Learn how to express your emotions with words

We are pretty good at reminding our kids to “use your words” but as adults we will often keep our emotions bottled up inside which

A. Will often lead to illness and

B. Does nothing to change the situation with the person or situation that’s got us bottled up.

 

Instead of lashing out with “you are…” or “you have to…” learn how to reframe what you say from the “I” perspective. “I feel frustrated when I have to send several emails to you before I get a response.”

 

Recognize when you’re getting pulled into other people’s dramas

When someone is in a bad mood or starts yelling or speaking rudely our first impulse is to give it right back – like a mirror. Once again it’s important to remember that’s their baggage and you’ve got no business carrying it.

 

Learn the art of getting back up after you fall

When life knocks you down you’ll sometimes want to just stay down. Instead of dwelling on the fact that you’re down, ask yourself why? Did I fall because of something I did? What part of what I did wasn’t successful? How can I change that? Instead of thinking of knock-downs as failures think of them as learning experiences.

 

Foster close personal relationships
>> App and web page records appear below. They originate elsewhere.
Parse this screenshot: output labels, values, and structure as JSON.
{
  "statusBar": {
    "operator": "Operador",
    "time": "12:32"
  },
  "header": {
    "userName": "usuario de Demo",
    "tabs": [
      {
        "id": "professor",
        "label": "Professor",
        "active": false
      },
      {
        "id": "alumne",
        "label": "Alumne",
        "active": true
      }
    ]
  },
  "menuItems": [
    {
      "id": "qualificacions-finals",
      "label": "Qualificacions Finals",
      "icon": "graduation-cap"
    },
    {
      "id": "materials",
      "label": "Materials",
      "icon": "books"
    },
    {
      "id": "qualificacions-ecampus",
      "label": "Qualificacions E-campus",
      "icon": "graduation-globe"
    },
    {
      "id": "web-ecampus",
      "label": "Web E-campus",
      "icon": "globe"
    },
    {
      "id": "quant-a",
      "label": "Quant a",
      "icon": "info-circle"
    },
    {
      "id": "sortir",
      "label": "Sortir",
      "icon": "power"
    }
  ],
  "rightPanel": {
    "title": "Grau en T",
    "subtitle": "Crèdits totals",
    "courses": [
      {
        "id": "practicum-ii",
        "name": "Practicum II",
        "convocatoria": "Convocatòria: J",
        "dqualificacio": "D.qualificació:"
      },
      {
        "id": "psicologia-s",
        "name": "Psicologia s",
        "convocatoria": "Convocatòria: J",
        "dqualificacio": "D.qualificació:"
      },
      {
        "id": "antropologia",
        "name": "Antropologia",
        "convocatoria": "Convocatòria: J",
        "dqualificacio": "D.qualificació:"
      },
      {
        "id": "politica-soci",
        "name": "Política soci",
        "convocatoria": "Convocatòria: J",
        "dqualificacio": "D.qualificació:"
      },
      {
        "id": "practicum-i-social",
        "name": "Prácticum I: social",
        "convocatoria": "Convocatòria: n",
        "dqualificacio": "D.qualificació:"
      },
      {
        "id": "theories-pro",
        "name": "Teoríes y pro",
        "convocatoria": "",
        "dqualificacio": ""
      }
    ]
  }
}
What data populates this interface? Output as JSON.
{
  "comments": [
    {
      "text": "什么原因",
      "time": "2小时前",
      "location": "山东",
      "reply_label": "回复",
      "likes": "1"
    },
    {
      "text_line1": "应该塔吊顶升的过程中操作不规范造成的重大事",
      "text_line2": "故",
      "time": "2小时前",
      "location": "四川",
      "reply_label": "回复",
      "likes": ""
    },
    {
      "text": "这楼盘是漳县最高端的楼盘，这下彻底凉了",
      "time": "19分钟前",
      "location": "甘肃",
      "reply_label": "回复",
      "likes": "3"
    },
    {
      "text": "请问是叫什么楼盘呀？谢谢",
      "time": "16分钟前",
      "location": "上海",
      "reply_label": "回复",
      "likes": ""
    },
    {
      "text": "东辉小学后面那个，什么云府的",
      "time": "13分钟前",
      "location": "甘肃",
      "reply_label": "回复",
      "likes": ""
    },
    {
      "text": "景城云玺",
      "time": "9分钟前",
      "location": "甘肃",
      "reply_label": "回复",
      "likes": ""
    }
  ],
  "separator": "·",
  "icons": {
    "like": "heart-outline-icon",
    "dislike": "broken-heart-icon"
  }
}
When we meet up with someone, we ask them how they’re doing as a matter of course, but do we really care about the answer? Become attentive to other people, to their words, their body language, your body language. The closer your attention to your relationships, the more in-tune you will become to them. The more you learn to genuinely care about others the higher your EQ will become.